In 2009, large fields of natural gas were discovered below Israel’s coastal waters; in the subsequent years, researchers concluded that these were part of a massive deposit of gas and petroleum in the eastern Mediterranean, distributed among the territorial waters of Israel, Egypt, Lebanon, Syria, Cyprus, and Greece. Egypt and Israel have already begun exploiting these reserves, and Israel in particular is eager to join with Cyprus, Greece, and Italy in a major project—known as the East Med pipeline—that could export these fossil fuels to Europe, thereby relieving the EU of its reliance on Russia. But playing the role of spoiler is Turkey, motivated by its historic conflicts with Greece and Cyprus, its more recent hostility toward Israel, and its growing economic and diplomatic ties with Moscow—which include cooperation in the export of fuel. John Psaropoulos explains:

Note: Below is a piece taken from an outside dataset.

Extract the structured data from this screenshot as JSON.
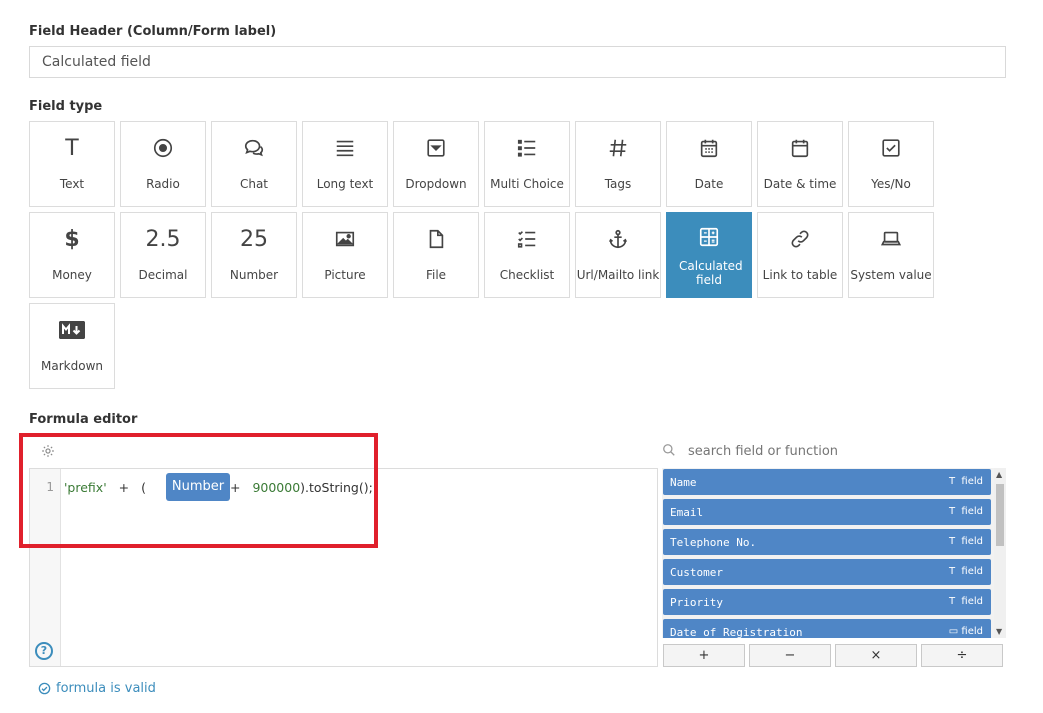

Will Turkey Foil Plans to Turn Israel and Its Neighbors into Major Suppliers of Natural Gas to Europe?
Last Week’s Peace Agreement Sends a Clear Message to the Palestinians

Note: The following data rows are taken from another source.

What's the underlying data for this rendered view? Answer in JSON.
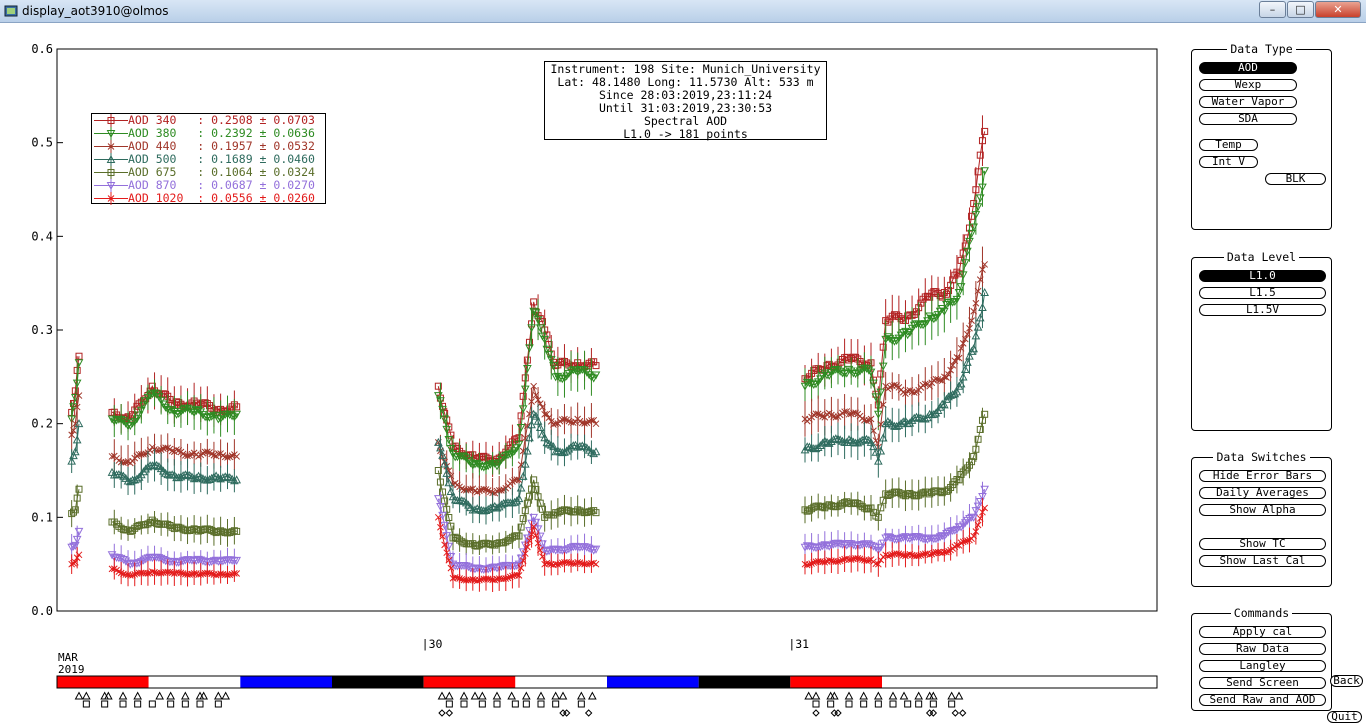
{
  "window": {
    "title": "display_aot3910@olmos",
    "min": "–",
    "max": "□",
    "close": "✕"
  },
  "info": [
    "Instrument: 198 Site: Munich_University",
    "Lat: 48.1480 Long: 11.5730 Alt: 533 m",
    "Since 28:03:2019,23:11:24",
    "Until 31:03:2019,23:30:53",
    "Spectral AOD",
    "L1.0 -> 181 points"
  ],
  "legend": [
    {
      "label": "AOD 340   : 0.2508 ± 0.0703",
      "color": "#b22222",
      "marker": "square"
    },
    {
      "label": "AOD 380   : 0.2392 ± 0.0636",
      "color": "#2e8b22",
      "marker": "tri-down"
    },
    {
      "label": "AOD 440   : 0.1957 ± 0.0532",
      "color": "#a0362a",
      "marker": "x"
    },
    {
      "label": "AOD 500   : 0.1689 ± 0.0460",
      "color": "#2e6b5e",
      "marker": "tri-up"
    },
    {
      "label": "AOD 675   : 0.1064 ± 0.0324",
      "color": "#5a6e2a",
      "marker": "square"
    },
    {
      "label": "AOD 870   : 0.0687 ± 0.0270",
      "color": "#9370db",
      "marker": "tri-down"
    },
    {
      "label": "AOD 1020  : 0.0556 ± 0.0260",
      "color": "#e31b1b",
      "marker": "x"
    }
  ],
  "data_type": {
    "title": "Data Type",
    "buttons": [
      "AOD",
      "Wexp",
      "Water Vapor",
      "SDA",
      "Temp",
      "Int V",
      "BLK"
    ],
    "selected": "AOD"
  },
  "data_level": {
    "title": "Data Level",
    "buttons": [
      "L1.0",
      "L1.5",
      "L1.5V"
    ],
    "selected": "L1.0"
  },
  "data_switches": {
    "title": "Data Switches",
    "buttons": [
      "Hide Error Bars",
      "Daily Averages",
      "Show Alpha",
      "Show TC",
      "Show Last Cal"
    ]
  },
  "commands": {
    "title": "Commands",
    "buttons": [
      "Apply cal",
      "Raw Data",
      "Langley",
      "Send Screen",
      "Send Raw and AOD"
    ]
  },
  "extra_buttons": {
    "back": "Back",
    "quit": "Quit"
  },
  "chart_data": {
    "type": "scatter",
    "title": "Spectral AOD",
    "xlabel": "",
    "ylabel": "",
    "ylim": [
      0.0,
      0.6
    ],
    "y_ticks": [
      "0.0",
      "0.1",
      "0.2",
      "0.3",
      "0.4",
      "0.5",
      "0.6"
    ],
    "x_start_label": [
      "MAR",
      "2019"
    ],
    "x_ticks": [
      {
        "day": 30,
        "label": "|30"
      },
      {
        "day": 31,
        "label": "|31"
      }
    ],
    "xlim_days": [
      29.0,
      32.0
    ],
    "segments": [
      {
        "start": 29.04,
        "end": 29.06
      },
      {
        "start": 29.15,
        "end": 29.49
      },
      {
        "start": 30.04,
        "end": 30.47
      },
      {
        "start": 31.04,
        "end": 31.53
      }
    ],
    "series": [
      {
        "name": "AOD 340",
        "points": [
          [
            29.04,
            0.212
          ],
          [
            29.05,
            0.235
          ],
          [
            29.06,
            0.272
          ],
          [
            29.15,
            0.212
          ],
          [
            29.2,
            0.205
          ],
          [
            29.26,
            0.24
          ],
          [
            29.32,
            0.22
          ],
          [
            29.38,
            0.222
          ],
          [
            29.44,
            0.215
          ],
          [
            29.49,
            0.218
          ],
          [
            30.04,
            0.24
          ],
          [
            30.08,
            0.175
          ],
          [
            30.14,
            0.163
          ],
          [
            30.2,
            0.162
          ],
          [
            30.26,
            0.185
          ],
          [
            30.3,
            0.33
          ],
          [
            30.33,
            0.3
          ],
          [
            30.36,
            0.262
          ],
          [
            30.42,
            0.265
          ],
          [
            30.47,
            0.262
          ],
          [
            31.04,
            0.248
          ],
          [
            31.1,
            0.262
          ],
          [
            31.16,
            0.268
          ],
          [
            31.22,
            0.265
          ],
          [
            31.24,
            0.22
          ],
          [
            31.26,
            0.31
          ],
          [
            31.32,
            0.315
          ],
          [
            31.38,
            0.335
          ],
          [
            31.42,
            0.34
          ],
          [
            31.46,
            0.36
          ],
          [
            31.5,
            0.435
          ],
          [
            31.53,
            0.512
          ]
        ]
      },
      {
        "name": "AOD 380",
        "points": [
          [
            29.04,
            0.205
          ],
          [
            29.05,
            0.228
          ],
          [
            29.06,
            0.265
          ],
          [
            29.15,
            0.205
          ],
          [
            29.2,
            0.198
          ],
          [
            29.26,
            0.232
          ],
          [
            29.32,
            0.213
          ],
          [
            29.38,
            0.214
          ],
          [
            29.44,
            0.205
          ],
          [
            29.49,
            0.21
          ],
          [
            30.04,
            0.23
          ],
          [
            30.08,
            0.168
          ],
          [
            30.14,
            0.157
          ],
          [
            30.2,
            0.155
          ],
          [
            30.26,
            0.178
          ],
          [
            30.3,
            0.32
          ],
          [
            30.33,
            0.29
          ],
          [
            30.36,
            0.25
          ],
          [
            30.42,
            0.255
          ],
          [
            30.47,
            0.252
          ],
          [
            31.04,
            0.24
          ],
          [
            31.1,
            0.252
          ],
          [
            31.16,
            0.258
          ],
          [
            31.22,
            0.255
          ],
          [
            31.24,
            0.21
          ],
          [
            31.26,
            0.29
          ],
          [
            31.32,
            0.295
          ],
          [
            31.38,
            0.315
          ],
          [
            31.42,
            0.32
          ],
          [
            31.46,
            0.34
          ],
          [
            31.5,
            0.41
          ],
          [
            31.53,
            0.47
          ]
        ]
      },
      {
        "name": "AOD 440",
        "points": [
          [
            29.04,
            0.188
          ],
          [
            29.05,
            0.2
          ],
          [
            29.06,
            0.23
          ],
          [
            29.15,
            0.165
          ],
          [
            29.2,
            0.158
          ],
          [
            29.26,
            0.175
          ],
          [
            29.32,
            0.17
          ],
          [
            29.38,
            0.167
          ],
          [
            29.44,
            0.168
          ],
          [
            29.49,
            0.165
          ],
          [
            30.04,
            0.18
          ],
          [
            30.08,
            0.135
          ],
          [
            30.14,
            0.128
          ],
          [
            30.2,
            0.128
          ],
          [
            30.26,
            0.14
          ],
          [
            30.3,
            0.24
          ],
          [
            30.33,
            0.21
          ],
          [
            30.36,
            0.2
          ],
          [
            30.42,
            0.205
          ],
          [
            30.47,
            0.2
          ],
          [
            31.04,
            0.205
          ],
          [
            31.1,
            0.21
          ],
          [
            31.16,
            0.21
          ],
          [
            31.22,
            0.205
          ],
          [
            31.24,
            0.175
          ],
          [
            31.26,
            0.24
          ],
          [
            31.32,
            0.235
          ],
          [
            31.38,
            0.24
          ],
          [
            31.42,
            0.25
          ],
          [
            31.46,
            0.27
          ],
          [
            31.5,
            0.32
          ],
          [
            31.53,
            0.37
          ]
        ]
      },
      {
        "name": "AOD 500",
        "points": [
          [
            29.04,
            0.16
          ],
          [
            29.05,
            0.17
          ],
          [
            29.06,
            0.2
          ],
          [
            29.15,
            0.148
          ],
          [
            29.2,
            0.138
          ],
          [
            29.26,
            0.155
          ],
          [
            29.32,
            0.145
          ],
          [
            29.38,
            0.142
          ],
          [
            29.44,
            0.142
          ],
          [
            29.49,
            0.14
          ],
          [
            30.04,
            0.18
          ],
          [
            30.08,
            0.122
          ],
          [
            30.14,
            0.108
          ],
          [
            30.2,
            0.11
          ],
          [
            30.26,
            0.12
          ],
          [
            30.3,
            0.21
          ],
          [
            30.33,
            0.185
          ],
          [
            30.36,
            0.17
          ],
          [
            30.42,
            0.175
          ],
          [
            30.47,
            0.17
          ],
          [
            31.04,
            0.172
          ],
          [
            31.1,
            0.18
          ],
          [
            31.16,
            0.183
          ],
          [
            31.22,
            0.18
          ],
          [
            31.24,
            0.16
          ],
          [
            31.26,
            0.2
          ],
          [
            31.32,
            0.2
          ],
          [
            31.38,
            0.21
          ],
          [
            31.42,
            0.22
          ],
          [
            31.46,
            0.24
          ],
          [
            31.5,
            0.28
          ],
          [
            31.53,
            0.34
          ]
        ]
      },
      {
        "name": "AOD 675",
        "points": [
          [
            29.04,
            0.104
          ],
          [
            29.05,
            0.108
          ],
          [
            29.06,
            0.13
          ],
          [
            29.15,
            0.095
          ],
          [
            29.2,
            0.085
          ],
          [
            29.26,
            0.097
          ],
          [
            29.32,
            0.088
          ],
          [
            29.38,
            0.087
          ],
          [
            29.44,
            0.085
          ],
          [
            29.49,
            0.085
          ],
          [
            30.04,
            0.15
          ],
          [
            30.08,
            0.078
          ],
          [
            30.14,
            0.07
          ],
          [
            30.2,
            0.072
          ],
          [
            30.26,
            0.08
          ],
          [
            30.3,
            0.14
          ],
          [
            30.33,
            0.1
          ],
          [
            30.36,
            0.105
          ],
          [
            30.42,
            0.108
          ],
          [
            30.47,
            0.105
          ],
          [
            31.04,
            0.108
          ],
          [
            31.1,
            0.112
          ],
          [
            31.16,
            0.115
          ],
          [
            31.22,
            0.11
          ],
          [
            31.24,
            0.1
          ],
          [
            31.26,
            0.125
          ],
          [
            31.32,
            0.125
          ],
          [
            31.38,
            0.125
          ],
          [
            31.42,
            0.128
          ],
          [
            31.46,
            0.14
          ],
          [
            31.5,
            0.165
          ],
          [
            31.53,
            0.21
          ]
        ]
      },
      {
        "name": "AOD 870",
        "points": [
          [
            29.04,
            0.068
          ],
          [
            29.05,
            0.07
          ],
          [
            29.06,
            0.085
          ],
          [
            29.15,
            0.06
          ],
          [
            29.2,
            0.05
          ],
          [
            29.26,
            0.057
          ],
          [
            29.32,
            0.053
          ],
          [
            29.38,
            0.054
          ],
          [
            29.44,
            0.053
          ],
          [
            29.49,
            0.054
          ],
          [
            30.04,
            0.12
          ],
          [
            30.08,
            0.05
          ],
          [
            30.14,
            0.045
          ],
          [
            30.2,
            0.046
          ],
          [
            30.26,
            0.05
          ],
          [
            30.3,
            0.1
          ],
          [
            30.33,
            0.065
          ],
          [
            30.36,
            0.065
          ],
          [
            30.42,
            0.068
          ],
          [
            30.47,
            0.066
          ],
          [
            31.04,
            0.068
          ],
          [
            31.1,
            0.07
          ],
          [
            31.16,
            0.072
          ],
          [
            31.22,
            0.07
          ],
          [
            31.24,
            0.065
          ],
          [
            31.26,
            0.078
          ],
          [
            31.32,
            0.078
          ],
          [
            31.38,
            0.078
          ],
          [
            31.42,
            0.08
          ],
          [
            31.46,
            0.09
          ],
          [
            31.5,
            0.1
          ],
          [
            31.53,
            0.13
          ]
        ]
      },
      {
        "name": "AOD 1020",
        "points": [
          [
            29.04,
            0.05
          ],
          [
            29.05,
            0.052
          ],
          [
            29.06,
            0.06
          ],
          [
            29.15,
            0.045
          ],
          [
            29.2,
            0.038
          ],
          [
            29.26,
            0.042
          ],
          [
            29.32,
            0.04
          ],
          [
            29.38,
            0.04
          ],
          [
            29.44,
            0.039
          ],
          [
            29.49,
            0.04
          ],
          [
            30.04,
            0.1
          ],
          [
            30.08,
            0.035
          ],
          [
            30.14,
            0.033
          ],
          [
            30.2,
            0.034
          ],
          [
            30.26,
            0.038
          ],
          [
            30.3,
            0.09
          ],
          [
            30.33,
            0.05
          ],
          [
            30.36,
            0.05
          ],
          [
            30.42,
            0.052
          ],
          [
            30.47,
            0.05
          ],
          [
            31.04,
            0.05
          ],
          [
            31.1,
            0.053
          ],
          [
            31.16,
            0.055
          ],
          [
            31.22,
            0.055
          ],
          [
            31.24,
            0.05
          ],
          [
            31.26,
            0.06
          ],
          [
            31.32,
            0.06
          ],
          [
            31.38,
            0.06
          ],
          [
            31.42,
            0.063
          ],
          [
            31.46,
            0.07
          ],
          [
            31.5,
            0.08
          ],
          [
            31.53,
            0.11
          ]
        ]
      }
    ],
    "daybar": [
      {
        "start": 29.0,
        "end": 29.25,
        "color": "#ff0000"
      },
      {
        "start": 29.25,
        "end": 29.5,
        "color": "#ffffff"
      },
      {
        "start": 29.5,
        "end": 29.75,
        "color": "#0000ff"
      },
      {
        "start": 29.75,
        "end": 30.0,
        "color": "#000000"
      },
      {
        "start": 30.0,
        "end": 30.25,
        "color": "#ff0000"
      },
      {
        "start": 30.25,
        "end": 30.5,
        "color": "#ffffff"
      },
      {
        "start": 30.5,
        "end": 30.75,
        "color": "#0000ff"
      },
      {
        "start": 30.75,
        "end": 31.0,
        "color": "#000000"
      },
      {
        "start": 31.0,
        "end": 31.25,
        "color": "#ff0000"
      },
      {
        "start": 31.25,
        "end": 31.5,
        "color": "#ffffff"
      }
    ],
    "daybar_markers": {
      "triangles": [
        29.06,
        29.08,
        29.13,
        29.14,
        29.18,
        29.22,
        29.28,
        29.31,
        29.35,
        29.39,
        29.4,
        29.44,
        29.46,
        30.05,
        30.07,
        30.11,
        30.14,
        30.16,
        30.2,
        30.24,
        30.28,
        30.32,
        30.36,
        30.38,
        30.43,
        30.46,
        31.05,
        31.07,
        31.11,
        31.12,
        31.16,
        31.2,
        31.24,
        31.28,
        31.31,
        31.35,
        31.38,
        31.39,
        31.44,
        31.46
      ],
      "squares": [
        29.08,
        29.13,
        29.18,
        29.22,
        29.26,
        29.31,
        29.35,
        29.39,
        29.44,
        30.07,
        30.11,
        30.16,
        30.2,
        30.25,
        30.28,
        30.32,
        30.36,
        30.43,
        31.07,
        31.11,
        31.16,
        31.2,
        31.24,
        31.28,
        31.32,
        31.35,
        31.39,
        31.44
      ],
      "diamonds": [
        30.05,
        30.07,
        30.38,
        30.39,
        30.45,
        31.07,
        31.12,
        31.13,
        31.38,
        31.39,
        31.45,
        31.47
      ]
    }
  }
}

Considering the seminal agreement, formally concluded last Tuesday, in which both Bahrain and the United Arab Emirates normalized their relations with Israel, Douglas Feith writes: